On 21 October 2020, the Victorian Government made an announcement which will benefit the hospitality sector after being hit by COVID-19 and ensuring the sector can make a smooth transition to outdoor dining by streamlining planning approvals.
Minister for Planning, Richard Wynne, announced yesterday that existing pubs, restaurants, cafes and other food and drink venues can use existing outdoor spaces, as well as nearby parks and public land to accommodate and serve patrons without the need for a planning permit.
The exemptions being made under planning amendment VC139 will allow venues to capitalise on open spaces including streets, footpaths and carparks to add to venue capacity while restrictions reduce the number of patrons allowed for indoor dining. Businesses covered by the exemptions include restaurants, cafes, bars, hotels, function and reception centres and wineries.
What the amendment does?
The amendment amends clause 52.18 (State of emergency exemption) of Victoria Planning Provisions and all planning schemes to support Victoria’s social and economic recovery from the coronavirus (COVID-19) pandemic through temporary planning scheme and permit condition exemptions that enable outdoor dining and facilitate the reopening and safe operation of restaurants and other food and drink businesses.
The exemptions will operate when a state of emergency declaration under the Public Health and Wellbeing Act 2008 in relation to coronavirus is in force and for 12 months after.
The new planning exemptions will support the hospitality industry by enabling businesses to better plan and use their own land and expand onto adjoining land to accommodate more patrons while the number of patrons is determined by social distancing guidelines.
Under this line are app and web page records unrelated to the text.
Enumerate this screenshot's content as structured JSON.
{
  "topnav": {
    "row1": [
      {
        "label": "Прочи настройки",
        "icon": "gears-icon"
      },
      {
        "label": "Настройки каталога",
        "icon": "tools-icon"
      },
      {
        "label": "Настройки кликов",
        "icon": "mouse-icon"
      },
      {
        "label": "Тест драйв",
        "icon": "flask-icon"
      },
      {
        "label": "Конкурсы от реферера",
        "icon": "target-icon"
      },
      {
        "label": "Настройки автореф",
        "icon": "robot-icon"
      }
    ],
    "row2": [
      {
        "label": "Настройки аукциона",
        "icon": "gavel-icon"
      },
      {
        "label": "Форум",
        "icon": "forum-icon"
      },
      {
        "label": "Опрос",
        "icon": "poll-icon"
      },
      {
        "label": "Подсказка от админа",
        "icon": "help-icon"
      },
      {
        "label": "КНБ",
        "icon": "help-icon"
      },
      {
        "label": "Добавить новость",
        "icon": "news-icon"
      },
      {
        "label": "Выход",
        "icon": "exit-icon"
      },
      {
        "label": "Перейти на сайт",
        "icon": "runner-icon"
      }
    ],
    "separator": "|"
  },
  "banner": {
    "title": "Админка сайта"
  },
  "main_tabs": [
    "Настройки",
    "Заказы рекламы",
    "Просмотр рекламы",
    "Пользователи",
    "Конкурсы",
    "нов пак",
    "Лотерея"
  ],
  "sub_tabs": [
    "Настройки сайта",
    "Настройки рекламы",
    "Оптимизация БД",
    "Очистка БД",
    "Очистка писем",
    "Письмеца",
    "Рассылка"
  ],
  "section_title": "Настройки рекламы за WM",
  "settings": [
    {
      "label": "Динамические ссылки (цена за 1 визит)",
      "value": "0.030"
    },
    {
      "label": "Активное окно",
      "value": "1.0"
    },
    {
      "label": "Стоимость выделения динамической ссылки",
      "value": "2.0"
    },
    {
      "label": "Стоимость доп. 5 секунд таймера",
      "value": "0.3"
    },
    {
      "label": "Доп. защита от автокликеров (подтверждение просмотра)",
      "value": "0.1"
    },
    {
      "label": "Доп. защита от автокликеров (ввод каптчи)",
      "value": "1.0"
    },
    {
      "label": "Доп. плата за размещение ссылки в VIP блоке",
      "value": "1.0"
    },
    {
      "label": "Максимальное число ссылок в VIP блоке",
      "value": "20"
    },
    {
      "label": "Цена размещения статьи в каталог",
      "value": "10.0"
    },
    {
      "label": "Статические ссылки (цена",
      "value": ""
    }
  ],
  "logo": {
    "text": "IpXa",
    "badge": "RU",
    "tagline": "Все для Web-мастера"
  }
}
The new provisions also provide exemptions from the need to obtain planning permits for construction of temporary buildings, the provision of car parking, and the sale and consumption of liquor – subject to conditions.
The amendment includes conditions that limit the hours during which outdoor dining in, or close to, residential zones can occur and require the use of land under the exemptions to not unreasonably affect the amenity of the neighbourhood through noise and other emissions.
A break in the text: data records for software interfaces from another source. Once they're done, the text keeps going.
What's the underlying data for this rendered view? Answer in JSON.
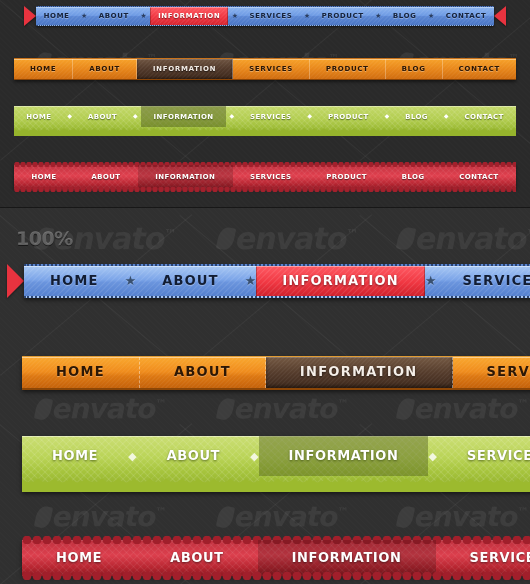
{
  "page": {
    "zoom_label": "100%",
    "background_color": "#2e2e2e",
    "watermark_text": "envato"
  },
  "icons": {
    "star": "★",
    "diamond": "◆",
    "ribbon_tail": "ribbon-tail"
  },
  "bars": {
    "blue_small": {
      "theme": "blue-ribbon",
      "accent_color": "#6d9ae4",
      "active_color": "#f03742",
      "separator_icon": "★",
      "items": [
        {
          "label": "HOME",
          "active": false
        },
        {
          "label": "ABOUT",
          "active": false
        },
        {
          "label": "INFORMATION",
          "active": true
        },
        {
          "label": "SERVICES",
          "active": false
        },
        {
          "label": "PRODUCT",
          "active": false
        },
        {
          "label": "BLOG",
          "active": false
        },
        {
          "label": "CONTACT",
          "active": false
        }
      ]
    },
    "orange_small": {
      "theme": "orange",
      "accent_color": "#e8871b",
      "active_color": "#51392a",
      "items": [
        {
          "label": "HOME",
          "active": false
        },
        {
          "label": "ABOUT",
          "active": false
        },
        {
          "label": "INFORMATION",
          "active": true
        },
        {
          "label": "SERVICES",
          "active": false
        },
        {
          "label": "PRODUCT",
          "active": false
        },
        {
          "label": "BLOG",
          "active": false
        },
        {
          "label": "CONTACT",
          "active": false
        }
      ]
    },
    "green_small": {
      "theme": "green-wave",
      "accent_color": "#b2cd4f",
      "active_color": "#6c7a2c",
      "separator_icon": "◆",
      "items": [
        {
          "label": "HOME",
          "active": false
        },
        {
          "label": "ABOUT",
          "active": false
        },
        {
          "label": "INFORMATION",
          "active": true
        },
        {
          "label": "SERVICES",
          "active": false
        },
        {
          "label": "PRODUCT",
          "active": false
        },
        {
          "label": "BLOG",
          "active": false
        },
        {
          "label": "CONTACT",
          "active": false
        }
      ]
    },
    "red_small": {
      "theme": "red-scallop",
      "accent_color": "#d03a47",
      "active_color": "#a82330",
      "items": [
        {
          "label": "HOME",
          "active": false
        },
        {
          "label": "ABOUT",
          "active": false
        },
        {
          "label": "INFORMATION",
          "active": true
        },
        {
          "label": "SERVICES",
          "active": false
        },
        {
          "label": "PRODUCT",
          "active": false
        },
        {
          "label": "BLOG",
          "active": false
        },
        {
          "label": "CONTACT",
          "active": false
        }
      ]
    },
    "blue_large": {
      "theme": "blue-ribbon",
      "accent_color": "#7ba4e8",
      "active_color": "#f03742",
      "separator_icon": "★",
      "items": [
        {
          "label": "HOME",
          "active": false
        },
        {
          "label": "ABOUT",
          "active": false
        },
        {
          "label": "INFORMATION",
          "active": true
        },
        {
          "label": "SERVICES",
          "active": false
        }
      ]
    },
    "orange_large": {
      "theme": "orange",
      "accent_color": "#ef8c1d",
      "active_color": "#553c2c",
      "items": [
        {
          "label": "HOME",
          "active": false
        },
        {
          "label": "ABOUT",
          "active": false
        },
        {
          "label": "INFORMATION",
          "active": true
        },
        {
          "label": "SERVICES",
          "active": false
        }
      ]
    },
    "green_large": {
      "theme": "green-wave",
      "accent_color": "#bad457",
      "active_color": "#6c7a2c",
      "separator_icon": "◆",
      "items": [
        {
          "label": "HOME",
          "active": false
        },
        {
          "label": "ABOUT",
          "active": false
        },
        {
          "label": "INFORMATION",
          "active": true
        },
        {
          "label": "SERVICES",
          "active": false
        }
      ]
    },
    "red_large": {
      "theme": "red-scallop",
      "accent_color": "#dc3f4d",
      "active_color": "#a82330",
      "items": [
        {
          "label": "HOME",
          "active": false
        },
        {
          "label": "ABOUT",
          "active": false
        },
        {
          "label": "INFORMATION",
          "active": true
        },
        {
          "label": "SERVICES",
          "active": false
        }
      ]
    }
  }
}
Conditions also apply for construction of temporary buildings, limiting the exemptions to temporary and moveable buildings which must be removed from the land before the end of the exemption period and including conditions that limit the height of buildings and require buildings to be set back from adjacent land in a residential zone ensuring the normal planning scheme requirements continue to apply to existing buildings in the Heritage Overlay.
The exemptions apply to permits issued before the approval date of the amendment only, giving businesses more flexibility about how they use their own land in order to comply with public health guidelines. The exemptions will apply while Victoria remains under a State of Emergency, and for 12 months after the State of Emergency has been lifted. Liquor licence, public health matters and public land manager requirements may still need to be met along with council administered local laws.
The full amendment can be view here